TALLINN – Israel's Ministry of Defense has told Estonia, Latvia and Lithuania that they would refuse any permission for the three countries to provide Ukraine with Israeli-made weapons initially meant for their own defense, the Israeli defense news portal Breaking Defense and the Washington Times reported over the weekend.
Sources in Israel told Breaking Defense that in December, as Russian forces began massing along the Ukrainian border, the Israeli Ministry of Defense sent word to the three Baltic nations that if they ask to transfer weapons to Ukraine, they will be denied.
Breaking Defense described the message as an almost unheard-of preemptive denial, driven by Israel's need to balance its relations with Russia.
It said the denial was apparently driven by the possibility that Ukraine would want the Spike anti-tank weapon, built by a joint Israeli-German firm.
According to Breaking Defense, Israel wants to maintain good relations with the Kremlin because it needs to continue operating in Syria against shipments of Iranian-made weapons on their way to Hezbollah in Lebanon.
Like the United States, Israel puts "end-user" restrictions on weapons that are sold to other countries.
A spokesperson for Latvia's Ministry of Defense told Breaking Defense that "Latvia is not planning to send to Ukraine any weapons produced by Israel, therefore we cannot comment on this information," and noted a previous agreement to send US-made equipment.

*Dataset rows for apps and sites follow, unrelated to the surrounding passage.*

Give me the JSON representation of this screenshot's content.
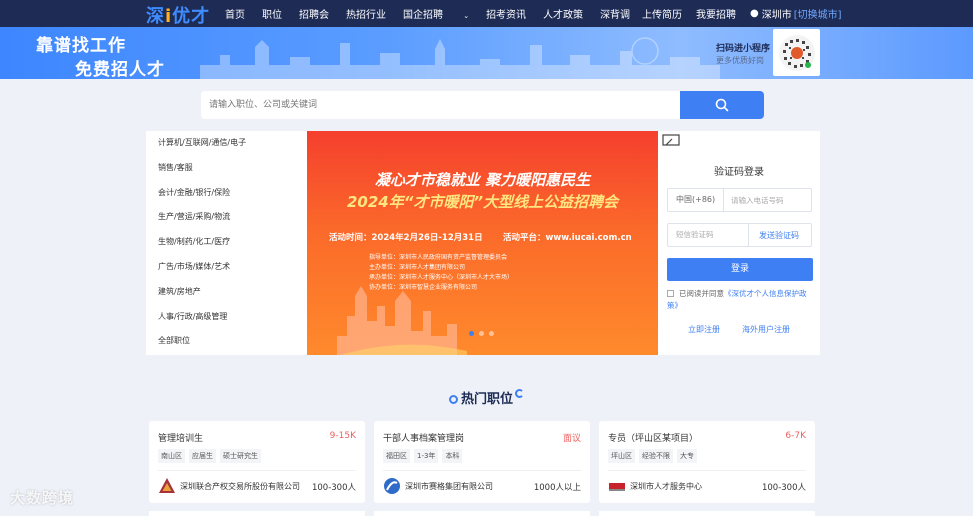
{
  "logo": {
    "main": "深",
    "accent": "i",
    "rest": "优才"
  },
  "nav": {
    "items": [
      "首页",
      "职位",
      "招聘会",
      "热招行业",
      "国企招聘",
      "招考资讯",
      "人才政策",
      "深背调"
    ],
    "upload": "上传简历",
    "hire": "我要招聘",
    "city": "深圳市",
    "switch_city": "[切换城市]"
  },
  "banner": {
    "slogan1": "靠谱找工作",
    "slogan2": "免费招人才",
    "mp_title": "扫码进小程序",
    "mp_sub": "更多优质好岗"
  },
  "search": {
    "placeholder": "请输入职位、公司或关键词"
  },
  "categories": [
    "计算机/互联网/通信/电子",
    "销售/客服",
    "会计/金融/银行/保险",
    "生产/营运/采购/物流",
    "生物/制药/化工/医疗",
    "广告/市场/媒体/艺术",
    "建筑/房地产",
    "人事/行政/高级管理",
    "全部职位"
  ],
  "promo": {
    "line1": "凝心才市稳就业 聚力暖阳惠民生",
    "line2": "2024年“才市暖阳”大型线上公益招聘会",
    "time": "活动时间：2024年2月26日-12月31日",
    "platform": "活动平台：www.iucai.com.cn",
    "orgs": [
      "指导单位：深圳市人民政府国有资产监督管理委员会",
      "主办单位：深圳市人才集团有限公司",
      "承办单位：深圳市人才服务中心（深圳市人才大市场）",
      "协办单位：深圳市智慧企业服务有限公司"
    ]
  },
  "login": {
    "title": "验证码登录",
    "country_code": "中国(+86)",
    "phone_placeholder": "请输入电话号码",
    "code_placeholder": "短信验证码",
    "send_code": "发送验证码",
    "login_button": "登录",
    "agree_prefix": "已阅读并同意",
    "policy": "《深优才个人信息保护政策》",
    "register": "立即注册",
    "overseas": "海外用户注册"
  },
  "hot": {
    "title": "热门职位",
    "jobs": [
      {
        "title": "管理培训生",
        "salary": "9-15K",
        "tags": [
          "南山区",
          "应届生",
          "硕士研究生"
        ],
        "company": "深圳联合产权交易所股份有限公司",
        "size": "100-300人"
      },
      {
        "title": "干部人事档案管理岗",
        "salary": "面议",
        "tags": [
          "福田区",
          "1-3年",
          "本科"
        ],
        "company": "深圳市赛格集团有限公司",
        "size": "1000人以上"
      },
      {
        "title": "专员（坪山区某项目）",
        "salary": "6-7K",
        "tags": [
          "坪山区",
          "经验不限",
          "大专"
        ],
        "company": "深圳市人才服务中心",
        "size": "100-300人"
      }
    ]
  },
  "watermark": "大数跨境",
  "colors": {
    "nav_bg": "#1d2b55",
    "primary": "#3f7ff4",
    "salary": "#f06060",
    "promo": "#f53f2e"
  }
}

A spokesperson for the Lithuanian Ministry of Defense noted they hold "regular" talks with their Israeli counterparts, including a Jan. 31 meeting between the Israeli ambassador and Lithuania's vice minister of defense.
"However, no transfer of Israeli-made weapons to Ukraine has been raised during the bilateral talks," the spokesman said.

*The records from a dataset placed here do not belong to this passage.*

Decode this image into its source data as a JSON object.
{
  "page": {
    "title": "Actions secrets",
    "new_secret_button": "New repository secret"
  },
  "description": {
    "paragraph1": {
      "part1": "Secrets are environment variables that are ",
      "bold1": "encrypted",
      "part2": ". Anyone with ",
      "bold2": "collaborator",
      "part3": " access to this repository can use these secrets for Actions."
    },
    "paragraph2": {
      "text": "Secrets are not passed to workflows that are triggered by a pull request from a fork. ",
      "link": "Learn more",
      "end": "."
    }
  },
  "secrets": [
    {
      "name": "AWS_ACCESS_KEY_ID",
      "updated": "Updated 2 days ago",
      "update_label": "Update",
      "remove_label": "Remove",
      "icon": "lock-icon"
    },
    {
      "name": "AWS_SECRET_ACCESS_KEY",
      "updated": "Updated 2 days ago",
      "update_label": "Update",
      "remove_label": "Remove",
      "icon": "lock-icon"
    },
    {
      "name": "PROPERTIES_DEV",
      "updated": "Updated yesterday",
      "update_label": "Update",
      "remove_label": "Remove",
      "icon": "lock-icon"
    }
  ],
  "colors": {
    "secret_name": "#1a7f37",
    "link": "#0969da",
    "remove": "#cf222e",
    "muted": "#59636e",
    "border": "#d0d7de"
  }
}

An Estonian Ministry of Defense spokesperson did not respond by deadline, but as with the other nations, there are no signs the Estonians are moving to shift Spike weapons to Ukraine, Breaking Defense said.
The Israeli Ministry of Defense also declined to comment for this story, but outside voices stressed the delicate dance that the government has to do when it comes to Russia.
"Every type of indirect intervention in this crisis can harm the special relations between Jerusalem and Moscow," explained a senior Israeli defense expert, who talked to Breaking Defense on condition of anonymity given political concerns. "Everything that has even the slightest connection to the situation in this part of the world, should involve a very high-level consideration of the potential implications."